c.  Change the name of the WIFI Router network SSID (Service Set Identifier) to something that would not help

anyone in recognizing who this is.

d.  Change the default manufacturer router login and passwords and network administrator password and make

sure to set a strong, unique password to secure the wireless network. 

e.  Turn off the wireless network when not at home or in the office to minimize the time available as a target for

hackers and lower the risk of power surge damage during thunderstorms or electric power fluctuations.

f.  Turn Off the Router Remote Access feature to prevent others from gaining access to the router’s privacy settings

from a device not connected to the wireless network.

g.  Place the wireless router as close as possible to the middle of the office or home to provide the best signal to all

the rooms. This will also reduce the distance the wireless signal range reaches beyond the building where it

could be easily intercepted by malicious persons.

2. Tighten down security with the help of a technical advisor:

a.  Change the default IP address on the wireless router to a less common one to make it more difficult for hackers.

b.  Turn off Dynamic Host Configuration Protocol (DHCP) server so each device must be manually assigned a static IP

address to connect to the network instead of automatically being assigned a connection.

c.  Secure the Wi-fi network by setting up a hardware firewall. Many new routers have this feature built in. If a

router doesn’t have a built-in firewall, one can install a firewall device in addition to the router in order to protect

the system from malicious hacking attempts against the network. These electronic firewall devices add one extra
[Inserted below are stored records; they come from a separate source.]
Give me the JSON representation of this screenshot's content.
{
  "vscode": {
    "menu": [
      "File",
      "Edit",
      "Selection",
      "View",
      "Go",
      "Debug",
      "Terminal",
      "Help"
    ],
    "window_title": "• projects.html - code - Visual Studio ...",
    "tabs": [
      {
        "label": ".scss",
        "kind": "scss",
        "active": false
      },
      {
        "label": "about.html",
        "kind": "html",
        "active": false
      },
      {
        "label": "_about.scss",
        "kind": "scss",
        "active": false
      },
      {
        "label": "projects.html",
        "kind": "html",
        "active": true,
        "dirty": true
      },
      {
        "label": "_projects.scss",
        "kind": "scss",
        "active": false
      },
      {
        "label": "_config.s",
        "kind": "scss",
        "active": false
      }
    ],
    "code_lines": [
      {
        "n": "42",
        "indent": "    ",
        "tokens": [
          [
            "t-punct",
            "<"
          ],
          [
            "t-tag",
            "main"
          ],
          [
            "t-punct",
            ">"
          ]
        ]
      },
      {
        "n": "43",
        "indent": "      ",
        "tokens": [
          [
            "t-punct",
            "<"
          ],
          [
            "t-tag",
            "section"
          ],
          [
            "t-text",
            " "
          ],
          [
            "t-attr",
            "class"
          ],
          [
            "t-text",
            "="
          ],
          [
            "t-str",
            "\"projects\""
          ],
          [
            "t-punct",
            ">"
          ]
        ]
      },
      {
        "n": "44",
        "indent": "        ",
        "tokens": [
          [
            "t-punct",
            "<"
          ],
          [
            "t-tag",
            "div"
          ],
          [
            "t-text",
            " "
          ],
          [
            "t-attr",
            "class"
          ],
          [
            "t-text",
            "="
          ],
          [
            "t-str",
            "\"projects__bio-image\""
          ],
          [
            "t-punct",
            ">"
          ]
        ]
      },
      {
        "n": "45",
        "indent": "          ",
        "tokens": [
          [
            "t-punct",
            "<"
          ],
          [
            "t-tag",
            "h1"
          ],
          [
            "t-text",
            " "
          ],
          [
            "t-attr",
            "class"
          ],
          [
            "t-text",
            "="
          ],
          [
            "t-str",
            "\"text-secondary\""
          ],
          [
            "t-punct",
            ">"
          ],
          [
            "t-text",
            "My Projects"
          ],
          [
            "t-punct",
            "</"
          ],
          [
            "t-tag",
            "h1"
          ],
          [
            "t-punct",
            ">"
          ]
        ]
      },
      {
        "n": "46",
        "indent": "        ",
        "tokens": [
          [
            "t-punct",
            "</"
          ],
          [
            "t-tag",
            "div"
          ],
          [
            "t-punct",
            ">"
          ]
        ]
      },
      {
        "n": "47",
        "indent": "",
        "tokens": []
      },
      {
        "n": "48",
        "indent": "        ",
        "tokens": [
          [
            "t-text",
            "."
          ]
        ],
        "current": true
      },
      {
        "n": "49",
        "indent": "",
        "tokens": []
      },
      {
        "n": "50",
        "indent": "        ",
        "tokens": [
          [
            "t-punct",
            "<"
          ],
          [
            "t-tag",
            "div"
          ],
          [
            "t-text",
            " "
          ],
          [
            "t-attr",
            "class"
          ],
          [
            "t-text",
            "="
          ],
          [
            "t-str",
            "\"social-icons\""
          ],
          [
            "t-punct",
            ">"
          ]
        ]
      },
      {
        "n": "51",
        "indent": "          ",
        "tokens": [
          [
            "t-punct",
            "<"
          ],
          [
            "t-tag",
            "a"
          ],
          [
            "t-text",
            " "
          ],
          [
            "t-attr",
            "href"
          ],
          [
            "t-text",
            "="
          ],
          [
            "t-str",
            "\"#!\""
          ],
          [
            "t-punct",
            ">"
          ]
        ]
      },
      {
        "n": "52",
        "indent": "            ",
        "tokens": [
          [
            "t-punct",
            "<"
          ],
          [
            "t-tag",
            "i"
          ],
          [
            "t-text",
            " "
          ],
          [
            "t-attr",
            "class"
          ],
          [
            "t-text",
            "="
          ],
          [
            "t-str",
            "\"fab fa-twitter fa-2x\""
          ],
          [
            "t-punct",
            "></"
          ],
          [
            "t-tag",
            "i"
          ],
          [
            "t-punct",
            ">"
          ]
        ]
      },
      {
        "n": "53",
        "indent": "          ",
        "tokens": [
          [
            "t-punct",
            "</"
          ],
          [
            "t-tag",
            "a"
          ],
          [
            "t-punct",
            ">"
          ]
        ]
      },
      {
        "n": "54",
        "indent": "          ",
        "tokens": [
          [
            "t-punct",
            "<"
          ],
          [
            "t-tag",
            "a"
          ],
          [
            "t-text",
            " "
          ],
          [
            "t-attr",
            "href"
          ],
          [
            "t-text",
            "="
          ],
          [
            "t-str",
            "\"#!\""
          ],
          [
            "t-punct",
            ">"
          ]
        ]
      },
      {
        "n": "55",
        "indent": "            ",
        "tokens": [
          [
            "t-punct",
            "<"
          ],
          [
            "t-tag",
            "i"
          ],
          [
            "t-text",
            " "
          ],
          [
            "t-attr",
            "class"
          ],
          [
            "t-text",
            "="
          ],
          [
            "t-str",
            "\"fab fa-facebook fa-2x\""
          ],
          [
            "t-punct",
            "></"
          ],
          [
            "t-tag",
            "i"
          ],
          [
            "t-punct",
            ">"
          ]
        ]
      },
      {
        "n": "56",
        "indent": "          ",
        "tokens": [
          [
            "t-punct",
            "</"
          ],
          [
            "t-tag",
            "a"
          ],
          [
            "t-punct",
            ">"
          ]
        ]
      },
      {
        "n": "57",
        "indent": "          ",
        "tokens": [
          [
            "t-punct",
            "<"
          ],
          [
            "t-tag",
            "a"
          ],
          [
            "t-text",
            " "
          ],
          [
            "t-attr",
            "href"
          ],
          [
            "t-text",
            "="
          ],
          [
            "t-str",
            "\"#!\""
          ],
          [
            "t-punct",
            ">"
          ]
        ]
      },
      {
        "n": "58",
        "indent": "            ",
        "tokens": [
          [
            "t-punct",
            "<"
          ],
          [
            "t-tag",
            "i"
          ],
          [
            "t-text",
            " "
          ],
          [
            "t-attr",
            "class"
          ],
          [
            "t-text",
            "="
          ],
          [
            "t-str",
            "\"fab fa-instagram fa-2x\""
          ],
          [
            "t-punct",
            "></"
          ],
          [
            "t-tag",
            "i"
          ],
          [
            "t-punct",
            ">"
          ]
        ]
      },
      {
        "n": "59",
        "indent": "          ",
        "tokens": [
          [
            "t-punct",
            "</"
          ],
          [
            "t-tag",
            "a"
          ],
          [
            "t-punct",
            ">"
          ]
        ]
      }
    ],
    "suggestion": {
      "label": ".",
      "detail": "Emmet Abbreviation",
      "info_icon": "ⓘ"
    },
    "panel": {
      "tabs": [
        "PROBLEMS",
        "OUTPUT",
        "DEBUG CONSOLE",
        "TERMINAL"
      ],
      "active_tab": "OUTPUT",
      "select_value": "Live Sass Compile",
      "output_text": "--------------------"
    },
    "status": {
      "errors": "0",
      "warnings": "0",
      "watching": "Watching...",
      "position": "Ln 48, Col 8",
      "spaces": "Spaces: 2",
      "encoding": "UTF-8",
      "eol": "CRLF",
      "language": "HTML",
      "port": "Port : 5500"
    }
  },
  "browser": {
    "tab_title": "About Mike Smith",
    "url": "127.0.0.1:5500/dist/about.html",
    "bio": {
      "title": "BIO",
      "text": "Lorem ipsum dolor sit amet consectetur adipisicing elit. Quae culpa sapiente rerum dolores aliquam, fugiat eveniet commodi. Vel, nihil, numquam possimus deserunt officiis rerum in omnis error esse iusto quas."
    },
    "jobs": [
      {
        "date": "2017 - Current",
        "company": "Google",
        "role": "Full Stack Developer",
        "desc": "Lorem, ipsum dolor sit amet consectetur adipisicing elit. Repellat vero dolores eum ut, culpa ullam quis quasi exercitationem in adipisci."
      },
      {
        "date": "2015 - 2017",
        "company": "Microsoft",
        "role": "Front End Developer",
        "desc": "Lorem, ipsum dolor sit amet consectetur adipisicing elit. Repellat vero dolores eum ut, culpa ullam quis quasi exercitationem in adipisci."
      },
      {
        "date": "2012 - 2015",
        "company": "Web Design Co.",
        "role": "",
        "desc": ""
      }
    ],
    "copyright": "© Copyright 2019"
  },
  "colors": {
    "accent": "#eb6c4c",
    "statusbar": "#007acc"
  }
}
layer of security that should protect the network from most potential cyber attacks.